I'll have to share Emily's story, because interestingly enough, our earlier decision hurt us a bit. She had a mild-moderate loss from birth, but at just under 3 yrs of age, she lost ALL residual hearing. It was horrific. We had no way to communicate. I still think all Oral was the way to go, but it made the months between Em's implantation, and loss of hearing, were terrible. She only wanted me, she wouldn't go to school, it was not good. We ended up getting a Deaf mentor to come to our house to teach the whole family basic ASL. It helped a lot.

I guess because of that I'm a firm believer in Oral/AVT for deaf/HOH of Hearing parents, but I still think ASL has a role. Especially at the pool :) That said, fortunately for us, the two girls are fantastic lip readers. We just sneak our signing lessons in under everyone's radar, so we don't get the evil eye- ha ha.

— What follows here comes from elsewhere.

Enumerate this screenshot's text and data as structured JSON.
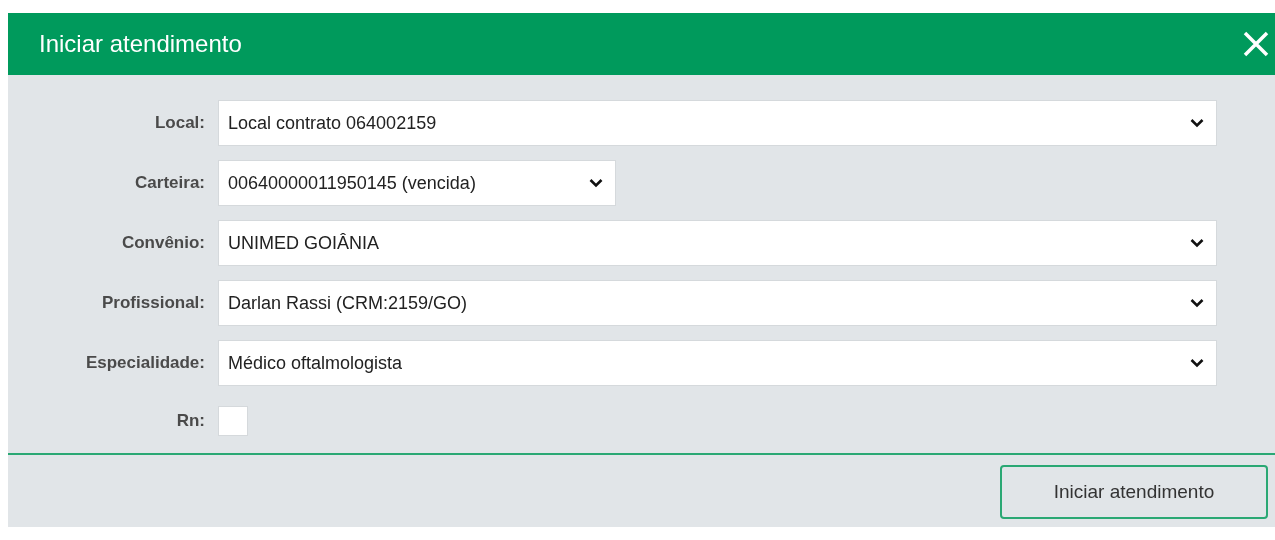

Sorry, this got long :)

Carrie said...

This is amazing. I know you might even read this b/c this post is from 2007 and I'm commenting in July 2008 but I couldn't help myself. I was beginning to think I was the only one in the world. My husband and I have 3 children, 2 with LVAS and moderate to severe/severe to profound bilateral hearing loss. Our oldest, who is now 20, has no hearing loss that we're aware of but does have a listening deficit :) The reason I was reading your blog today is my youngest, who is 15, has recently experienced her 4th LVAS episode and is unable to hear anything today other than loud ringing and I've been researching on the computer all morning. However, reading your blog, I was just astounded at our similar experiences. When Kyle, our middle child who is now 17 (will be 18 on Saturday) was diagnosed with a hearing loss, we went through an experience almost just like yours. I told the ENT, who we saw on about a twice weekly basis due to ear infections, that something was wrong with his hearing when he was 9 months old to which I was told, "Oh, he's just ignoring you; that's normal for this age." At 12 months, I insisted that something was wrong and I wanted it checked. When he was 18 months old, finally, they agreed to test him. They put us in the sound proof room, made noises while Kyle ran around in circles around my chair the whole time, and afterwards told me his hearing was fine. Then after much persistence from me and very little speech from Kyle, they did the ABR and told us that he had a severe to profound loss in his left ear and a moderate to severe loss in his right ear. Then it took them 6 additional months to order and get his hearing aids. When Bryanna came along, as soon as I suspected a hearing loss, we went straight to a different doctor and had an ABR done, which confirmed her moderate to severe loss in both ears. It wasn't until January 2007, she was 14 years old by then, that we found out about the LVAS when she had a severe case of vertigo and sudden hearing loss. I'm sorry for all that your family has had to go through but I am happy to know I'm not alone in this. Best of luck to you and your family. I look forward to your updates.

Catherine V said...

I came across your blog today and have enjoyed reading many of your posts. Our 3-month old daughter (first and only child!) failed her newborn screening, and with rescreening last week, we cofirmed that she has bilateral hearing loss. She'll be fitted with hearing aids this December. Right now it all feels very overwhelming, so it's great to read about other families' experiences. We have no idea if our daughter's hearing loss will stay where it's at or if it will worsen over time. I appreciate your suggestion about Oral/AVT. I will have to look that up! :) Again, thank you for your wonderful blog. I want my daughter to have an amazing life and to not be defined by her ABR scores.